I have the 16 zone Rachio too - Fantastic product. I have extra zones leftover too, but it is 100 feet away in the garage, and the pump room is in the basement. Its why I bought a wall plug transformer for $7.95. Orbit 3/4" irrigation value was $22.95. And I trust z-wave network protocol more than I do wi-fi (unless you have your router on a UPS). A lot cheaper than a $500 z-wave in-line valve - and you right, reliability is a concern (I have over 20 irrigation values buried, thorough summer and winter for over 10 year and they don’t ever fail) . My Aeon batteries are between 46%-53% capacity as reported in the controller after two years - and that is with the cheap no-name “AAA” batts they ship with. So probably 3+ years total before i get an alert to replace at less than 20%. Then with new Duracells…even more life,
If you use a z-wave 240v switch for the pump, remember you have to leave the existing knife “service disconnect” switch there as part of the circuit. Doesn’t matter much if you wire the z-wave just before or just after, but just about all North American Electrical Codes need that switch there for service personnel to visually see and know power is off and stays off before servicing equipment (a breaker at the main panel is not enough, as someone (homeowner) could turn that back on by mistake, or a z-wave controller remotely turns on a 240v smart switch). Same set up you see at A/C compressor outside the house, or why there is a furnace switch next to furnace.
And after rehashing this, I made a new z-wave controller scene to flush the pressure tank weekly now at a set time, just like the other filters do once a week. Just 10 seconds to get the big sediment out. Heavy iron in my water. Further, I’m now going to get another 3/4" irrigation valve and replace the hot water drain spigot for the same function -maybe once a month. No matter how much filter equip you have with well water, your hot water tank collects what ever is missed at the bottom of its tank. Its a function of how the water is heated in a column under pressure - the crap precipitates out and collects at the bottom, as does the particles that flake off the 'sacrificial anode" metal rod in the tank there to prevent rust. Water from a hot water tank should never be used for drinking or cooking for that reason. Boil from cold water only.

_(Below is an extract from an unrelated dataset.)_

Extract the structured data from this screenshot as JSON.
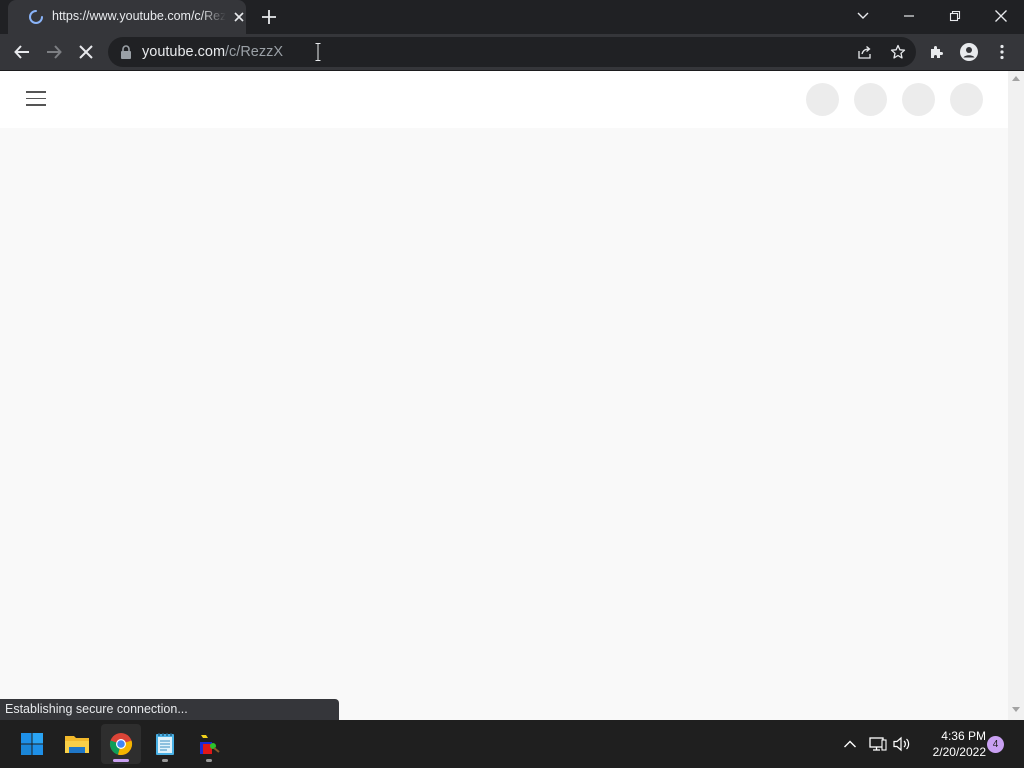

Final tip - I have a huge 75 gallon natural gas , powered exhaust hot water tank, electronic ignition. The control and fan wiring from the tank is plugged in to a z-wave leviton outlet. Saves a bit of money. I set the tank thermostat to highest it can go - 150+ f scalding temp - but the mixing valve on top of tank (crossover of cold to hot output) (building code) injects cold water to ensure that temp doesn’t reach faucets. It fires up at 5:00-7:00 am M-F (cheaper electricity overnight for on time of day use where I am). A super hot tank (with that tin foil air bubble blanker i added around it can provide hot water for up to 3 days). On weekends, I let it go super hot all day as the electricity is also lowest rate on weekends and more use all day. Does this make sense? Most people just turn down the temp setting of the tank to save money. I say to those people google “Legionnaires’ Disease”. Won’t happen in my tank - everything is killed off every morning at a 150 F setting. Setting your tank down to 100 F is a bacterial sauna for bugs. Boil it off, kill everything once a day and save money at the same time by putting your tank on a timer or z-wave or other controlled switch.